As far as I'm aware, there is not explicit rule one way or the other - just tradition and the assumption about what words like "quorum" and "absent" mean.
Constitutionally, this falls under the "Each House may determine the Rules of its Proceedings" catchall.
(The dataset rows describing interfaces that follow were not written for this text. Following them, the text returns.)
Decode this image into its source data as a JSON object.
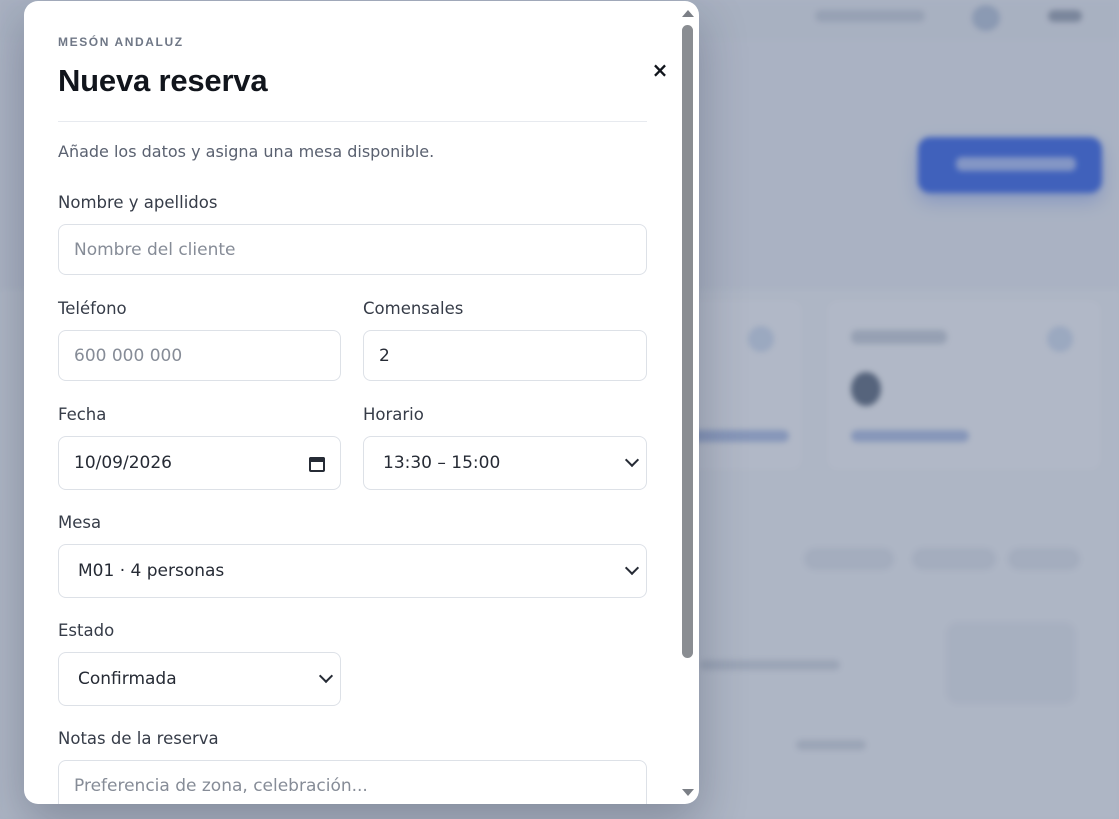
{
  "modal": {
    "eyebrow": "MESÓN ANDALUZ",
    "title": "Nueva reserva",
    "close_label": "×",
    "subtitle": "Añade los datos y asigna una mesa disponible."
  },
  "form": {
    "name": {
      "label": "Nombre y apellidos",
      "placeholder": "Nombre del cliente",
      "value": ""
    },
    "phone": {
      "label": "Teléfono",
      "placeholder": "600 000 000",
      "value": ""
    },
    "guests": {
      "label": "Comensales",
      "value": "2"
    },
    "date": {
      "label": "Fecha",
      "value": "10/09/2026"
    },
    "time": {
      "label": "Horario",
      "value": "13:30 – 15:00"
    },
    "table": {
      "label": "Mesa",
      "value": "M01 · 4 personas"
    },
    "status": {
      "label": "Estado",
      "value": "Confirmada"
    },
    "notes": {
      "label": "Notas de la reserva",
      "placeholder": "Preferencia de zona, celebración..."
    }
  },
  "icons": {
    "close": "close-icon",
    "calendar": "calendar-icon",
    "chevron": "chevron-down-icon"
  },
  "colors": {
    "primary": "#3c68e6",
    "scrim": "#46587a"
  }
}
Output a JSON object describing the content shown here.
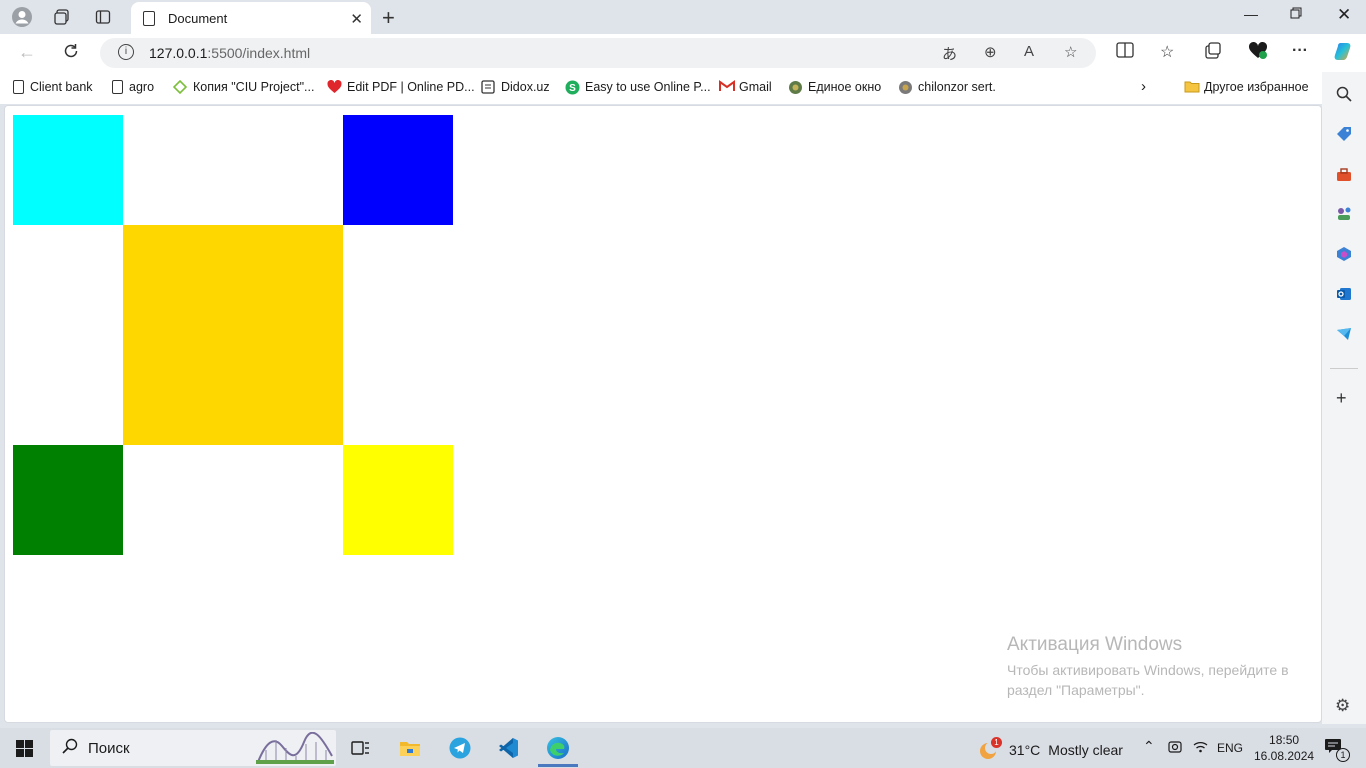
{
  "browser": {
    "tab": {
      "title": "Document"
    },
    "address": {
      "host": "127.0.0.1",
      "rest": ":5500/index.html"
    }
  },
  "bookmarks": [
    {
      "label": "Client bank"
    },
    {
      "label": "agro"
    },
    {
      "label": "Копия \"CIU Project\"..."
    },
    {
      "label": "Edit PDF | Online PD..."
    },
    {
      "label": "Didox.uz"
    },
    {
      "label": "Easy to use Online P..."
    },
    {
      "label": "Gmail"
    },
    {
      "label": "Единое окно"
    },
    {
      "label": "chilonzor sert."
    }
  ],
  "other_favorites": "Другое избранное",
  "page": {
    "squares": [
      {
        "color": "#00ffff"
      },
      {
        "color": "#0000ff"
      },
      {
        "color": "#ffd700"
      },
      {
        "color": "#008000"
      },
      {
        "color": "#ffff00"
      }
    ]
  },
  "activation": {
    "heading": "Активация Windows",
    "line1": "Чтобы активировать Windows, перейдите в",
    "line2": "раздел \"Параметры\"."
  },
  "taskbar": {
    "search_label": "Поиск",
    "weather": {
      "temp": "31°C",
      "condition": "Mostly clear",
      "badge": "1"
    },
    "language": "ENG",
    "time": "18:50",
    "date": "16.08.2024",
    "notifications": "1"
  }
}
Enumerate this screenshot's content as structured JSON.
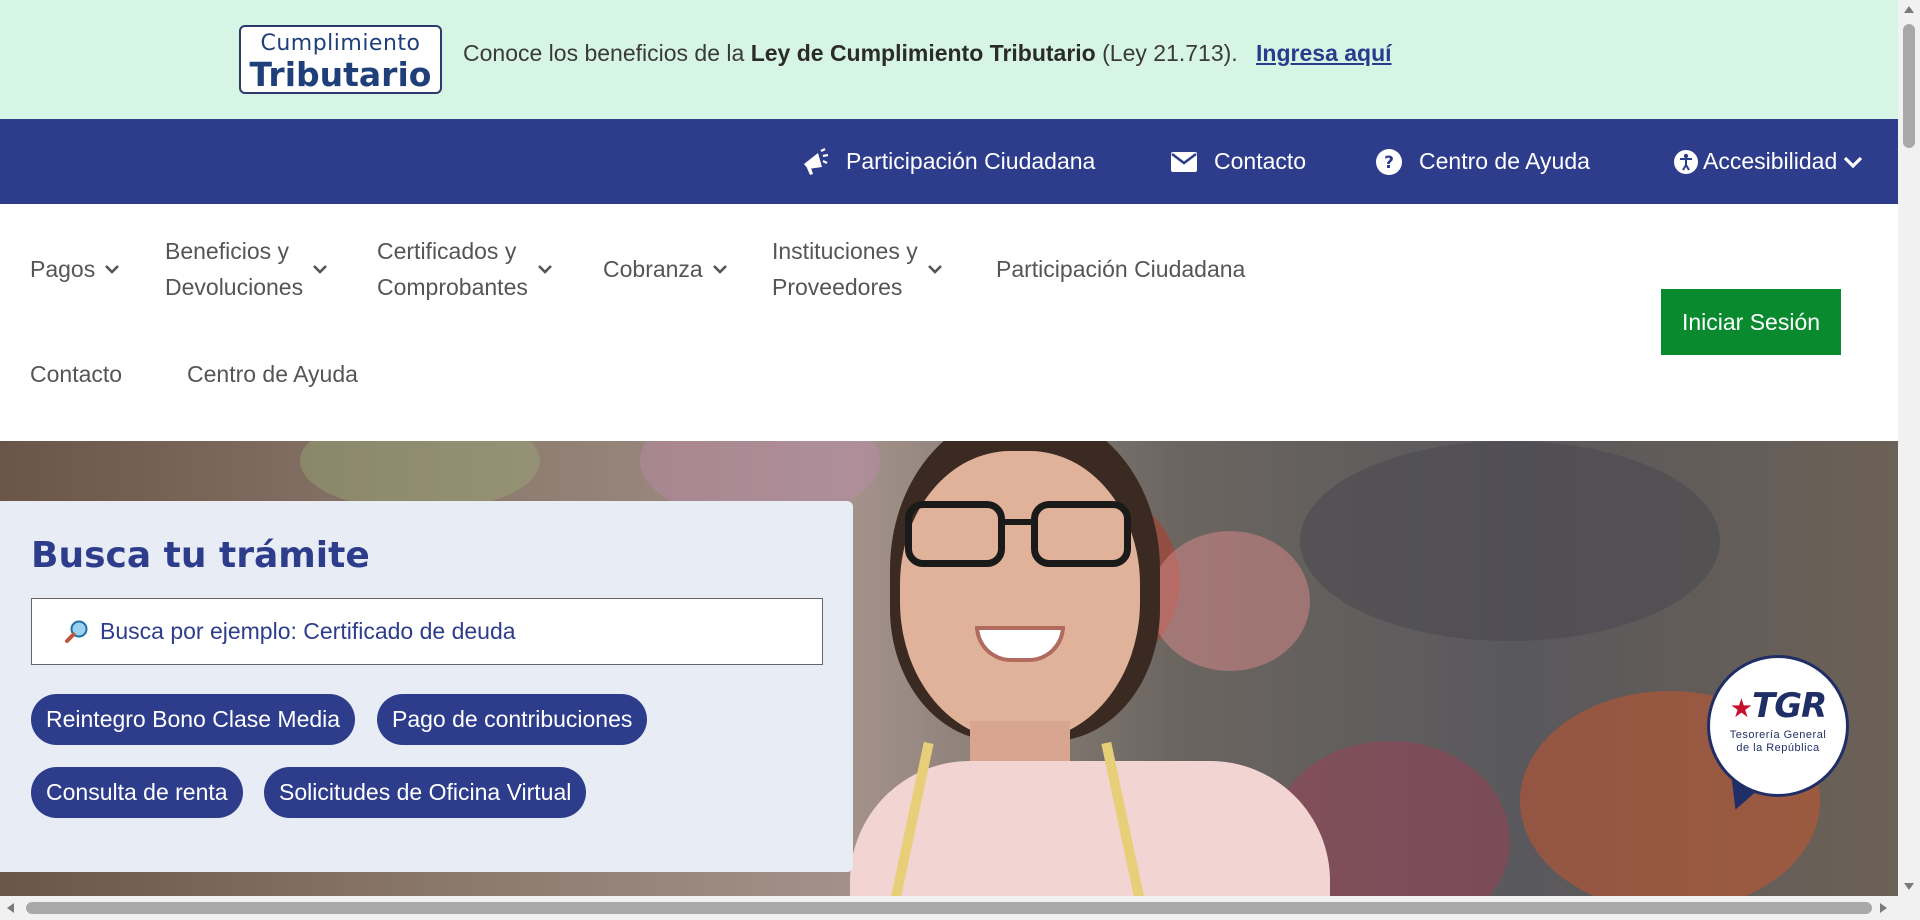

It does require a "quorum" to do business, and "absent" members can be compelled to attend, both of which imply physical presence, but both of which can theoretically be satisfied via telepresence as well.
The House has rule III(1), which says
Every Member shall be present
within the Hall of the House during its
sittings, unless excused or necessarily
prevented, and shall vote on each question put, unless having a direct personal or pecuniary interest in the
event of such question.
A resolution has been introduced to change this requirement, although at least a quorum of Representatives would have to gather in person in order to pass it.
As far as I can tell, the Senate rules don't address physical presence at all, although they presumably use the standard, in-person, definition of "quorum".
This Washington Post article gets into it a little deeper (before veering off into opinion), including precedents for changing the definition of quorum.